How important is planning an image versus evolving an image on set?

There is always an allowance for something spontaneous to happen on set, but I like structure. Drawings, discussions with my team, references, casting are all part of it. I like to know where we are starting from, and things evolve very naturally, but within a framework.

What does the construct of ‘beauty’ mean to you?

I have no interest in glamour, but in style and attitude. Beauty can come from the way someone puts themself together, a way of looking at the world. I have totally embraced that beauty comes in many forms and has evolved in our perceptions.

You prefer to refer to your subjects as ‘characters’. Why so?

I see each portrait as a character in a small film. There is a romance to that way of thinking…..a girl waiting for a train in the Karoo, a boy sitting on a circus ball in the desert. This can come from a painting, a film, a poem, someone I see on the street. It comes in many forms.

It could be said that there is a commentary on environmental responsibility within ‘Hero’. Do you agree? If so, could you elaborate?

I called the work HERO as I see these people in my pictures as proud of their heritage, achievement and strength. To me, Africa has always felt very pure, angry sometimes, but always pure in an emotional sense. Looking at the work, I want these people to be acknowledged as having carved a very creative and original role in the way forward for Africa. I have always championed the incredible men and woman in this country and on the continent, many of whom have influenced my life and work.
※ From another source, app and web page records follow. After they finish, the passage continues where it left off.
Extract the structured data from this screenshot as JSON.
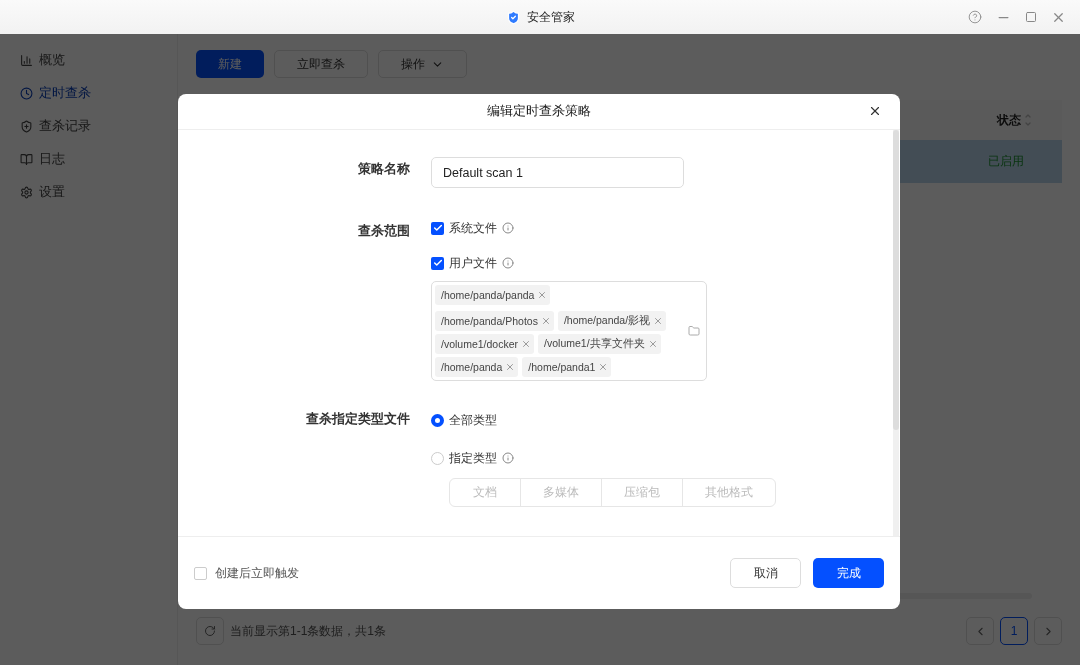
{
  "window": {
    "title": "安全管家"
  },
  "sidebar": {
    "items": [
      {
        "label": "概览",
        "selected": false
      },
      {
        "label": "定时查杀",
        "selected": true
      },
      {
        "label": "查杀记录",
        "selected": false
      },
      {
        "label": "日志",
        "selected": false
      },
      {
        "label": "设置",
        "selected": false
      }
    ]
  },
  "toolbar": {
    "buttons": [
      {
        "label": "新建",
        "kind": "primary"
      },
      {
        "label": "立即查杀",
        "kind": "default"
      },
      {
        "label": "操作",
        "kind": "dropdown"
      }
    ]
  },
  "table": {
    "columns": [
      "状态"
    ],
    "rows": [
      {
        "status": "已启用",
        "selected": true
      }
    ]
  },
  "footer": {
    "summary": "当前显示第1-1条数据，共1条",
    "page": "1"
  },
  "dialog": {
    "title": "编辑定时查杀策略",
    "name_field": {
      "label": "策略名称",
      "value": "Default scan 1"
    },
    "scope": {
      "label": "查杀范围",
      "options": [
        {
          "label": "系统文件",
          "checked": true
        },
        {
          "label": "用户文件",
          "checked": true
        }
      ],
      "paths": [
        "/home/panda/panda",
        "/home/panda/Photos",
        "/home/panda/影视",
        "/volume1/docker",
        "/volume1/共享文件夹",
        "/home/panda",
        "/home/panda1"
      ]
    },
    "file_types": {
      "label": "查杀指定类型文件",
      "options": [
        {
          "label": "全部类型",
          "selected": true,
          "info": false
        },
        {
          "label": "指定类型",
          "selected": false,
          "info": true
        }
      ],
      "segments": {
        "disabled": true,
        "items": [
          "文档",
          "多媒体",
          "压缩包",
          "其他格式"
        ]
      }
    },
    "trigger": {
      "label": "创建后立即触发",
      "checked": false
    },
    "buttons": [
      {
        "label": "取消",
        "kind": "default"
      },
      {
        "label": "完成",
        "kind": "primary"
      }
    ]
  }
}
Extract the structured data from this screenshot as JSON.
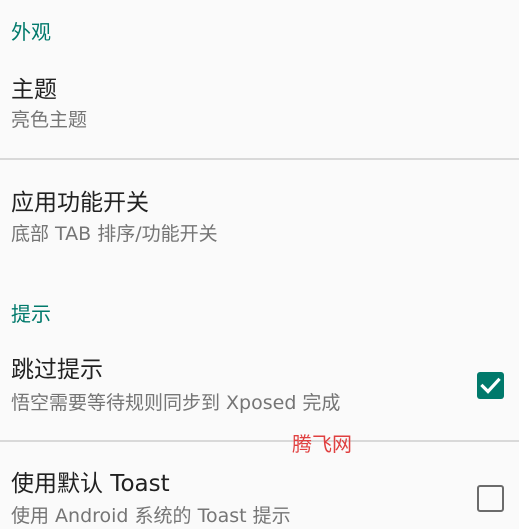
{
  "sections": [
    {
      "header": "外观",
      "items": [
        {
          "title": "主题",
          "summary": "亮色主题"
        },
        {
          "title": "应用功能开关",
          "summary": "底部 TAB 排序/功能开关"
        }
      ]
    },
    {
      "header": "提示",
      "items": [
        {
          "title": "跳过提示",
          "summary": "悟空需要等待规则同步到 Xposed 完成",
          "checked": true
        },
        {
          "title": "使用默认 Toast",
          "summary": "使用 Android 系统的 Toast 提示",
          "checked": false
        }
      ]
    }
  ],
  "watermark": "腾飞网",
  "colors": {
    "accent": "#00796b",
    "title": "#212121",
    "summary": "#757575",
    "divider": "#d9d9d9",
    "background": "#fafafa"
  }
}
Perhaps in a way, this is my personal homage to Africa and it’s people.

Within the great tradition of African photographic portraiture, did you imagine a specific context for ‘Hero’?

Yes, I have spent a lot of time researching African portrait photography. I see it as my contribution of acknowledging those masters and giving it a modern sensibility…a ‘theatre’ perhaps.

This is your first show in South Africa since 2008. Why Cape Town?

The work was all created here, so it made sense that the first introduction of this series was to be shown here. I also feel Africa is poised to be a huge world player in fine art, more than ever, and I feel lucky to be part of it.

Kevin Mackintosh will exhibit his first body of work in South Africa since the enormously successful Bolshoi Ballet series in 2008. The exhibition runs from 22 February – 10 April at Deepest Darkest Gallery in Cape Town.